Children are the most important beneficiaries of a good education yet the ones with least power to shape it. When children are in school, they are either unaware of how little they are learning or afraid to speak up. College students sometimes raise their voices in protest, but mostly on issues tangential to their learning. They are not taught the art of critical thinking.
India suffers a serious lack of quality educational institutions. In school, students get pushed into one end of a triangle - 'Science-Commerce-Humanities' - right after class 10. A caste-like system mars education hereon, science anointed top, commerce middle, humanities lowest.
India is about 50 years behind other countries in terms of encouraging interdisciplinary learning, individual thought - and the luxury to learn from mistakes. Instead, our universities continue tunneling students into constricted streams, taught by few quality institutions, sought by many anxious thousands. Students go to classes more for the attendance than for the love and passion of listening to the teachers. Of course there are not many teachers who command mastery over the subject that compels the student to run to listen to them.
Teaching a thankless job
Can teachers be blamed fully? In our society, teaching is a thankless job, a profession which, when chosen, is seen as a 'failure to get a good job'. Therefore, when those who enter the profession do so as a last resort, many are ill-equipped to handle task before them - they overlook the simple fact that all children are different. Some are audio learners, others may be visual or kinesthetic. It is the teacher's responsibility to understand this, but remains a responsibility that is never fulfilled.
Much attention is given to the high number of vacancies in schools; there are minimal efforts to ensure that the appointed teachers provide the quality of learning that is expected from them. Absence of teacher training programs has ensured that the teachers reach stagnation within a couple of years of joining.
What ails the system - nearly everything. The main problem, is the abysmal quality of governance, with politics permeating every aspect of educational administration. Factors other than merit play a significant part in the management of affairs; proper governance standards, with adequate incentives, and checks and balances, have not been put in place, may be deliberately!. The focus of the entire structure at the Centre and the states is on the minister, secretary, and the educational regulatory institutions - not on the student, teacher, principal, school and academicians.

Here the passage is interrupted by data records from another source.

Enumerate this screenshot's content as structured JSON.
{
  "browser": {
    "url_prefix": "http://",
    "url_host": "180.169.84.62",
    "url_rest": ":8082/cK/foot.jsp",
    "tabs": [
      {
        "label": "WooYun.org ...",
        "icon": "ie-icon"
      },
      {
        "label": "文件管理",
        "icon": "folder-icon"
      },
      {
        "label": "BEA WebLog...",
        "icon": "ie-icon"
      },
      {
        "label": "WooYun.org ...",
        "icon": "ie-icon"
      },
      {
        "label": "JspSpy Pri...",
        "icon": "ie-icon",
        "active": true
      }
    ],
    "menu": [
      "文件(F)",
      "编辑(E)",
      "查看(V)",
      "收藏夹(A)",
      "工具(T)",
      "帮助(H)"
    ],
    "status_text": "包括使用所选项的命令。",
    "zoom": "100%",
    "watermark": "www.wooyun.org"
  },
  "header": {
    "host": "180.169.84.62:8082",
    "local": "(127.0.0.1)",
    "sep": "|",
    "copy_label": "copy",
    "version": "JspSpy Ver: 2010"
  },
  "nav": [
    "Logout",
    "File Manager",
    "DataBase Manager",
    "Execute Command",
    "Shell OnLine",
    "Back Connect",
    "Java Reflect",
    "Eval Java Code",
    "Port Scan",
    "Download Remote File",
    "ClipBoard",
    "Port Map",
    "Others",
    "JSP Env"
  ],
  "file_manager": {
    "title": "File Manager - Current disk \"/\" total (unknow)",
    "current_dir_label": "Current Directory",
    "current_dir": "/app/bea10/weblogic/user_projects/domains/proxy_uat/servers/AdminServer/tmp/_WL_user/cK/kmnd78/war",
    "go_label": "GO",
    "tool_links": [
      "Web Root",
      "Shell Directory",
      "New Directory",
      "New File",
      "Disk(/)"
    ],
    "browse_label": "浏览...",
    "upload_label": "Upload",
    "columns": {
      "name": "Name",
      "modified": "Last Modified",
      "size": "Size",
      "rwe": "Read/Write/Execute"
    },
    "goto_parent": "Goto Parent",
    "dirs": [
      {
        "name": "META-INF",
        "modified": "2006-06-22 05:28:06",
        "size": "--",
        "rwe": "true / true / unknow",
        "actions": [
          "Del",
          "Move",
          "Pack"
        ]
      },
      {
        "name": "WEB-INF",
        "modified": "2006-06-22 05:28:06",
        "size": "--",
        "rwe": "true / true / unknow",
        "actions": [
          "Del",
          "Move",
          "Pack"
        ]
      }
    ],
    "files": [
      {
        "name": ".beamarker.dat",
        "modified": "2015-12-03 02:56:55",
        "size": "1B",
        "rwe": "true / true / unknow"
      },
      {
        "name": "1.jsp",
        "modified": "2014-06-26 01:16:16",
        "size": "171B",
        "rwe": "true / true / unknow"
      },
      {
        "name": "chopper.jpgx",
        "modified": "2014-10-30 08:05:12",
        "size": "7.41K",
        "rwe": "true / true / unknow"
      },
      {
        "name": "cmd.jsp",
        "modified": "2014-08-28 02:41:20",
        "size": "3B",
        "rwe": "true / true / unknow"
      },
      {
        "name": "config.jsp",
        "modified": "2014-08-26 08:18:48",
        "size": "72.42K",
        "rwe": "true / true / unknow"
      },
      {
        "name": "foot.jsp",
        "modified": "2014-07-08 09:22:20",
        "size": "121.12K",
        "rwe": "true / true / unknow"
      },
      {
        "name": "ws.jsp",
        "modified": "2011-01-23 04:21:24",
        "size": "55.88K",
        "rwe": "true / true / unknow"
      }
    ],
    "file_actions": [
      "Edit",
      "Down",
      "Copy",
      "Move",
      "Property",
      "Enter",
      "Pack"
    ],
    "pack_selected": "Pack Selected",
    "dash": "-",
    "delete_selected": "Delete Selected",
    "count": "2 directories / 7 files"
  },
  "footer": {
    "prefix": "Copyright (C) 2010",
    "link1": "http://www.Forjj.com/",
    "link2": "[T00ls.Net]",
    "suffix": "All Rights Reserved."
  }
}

Dr N. Prabhudev is a Former Director, Sri Jayadeva Institute of Cardiology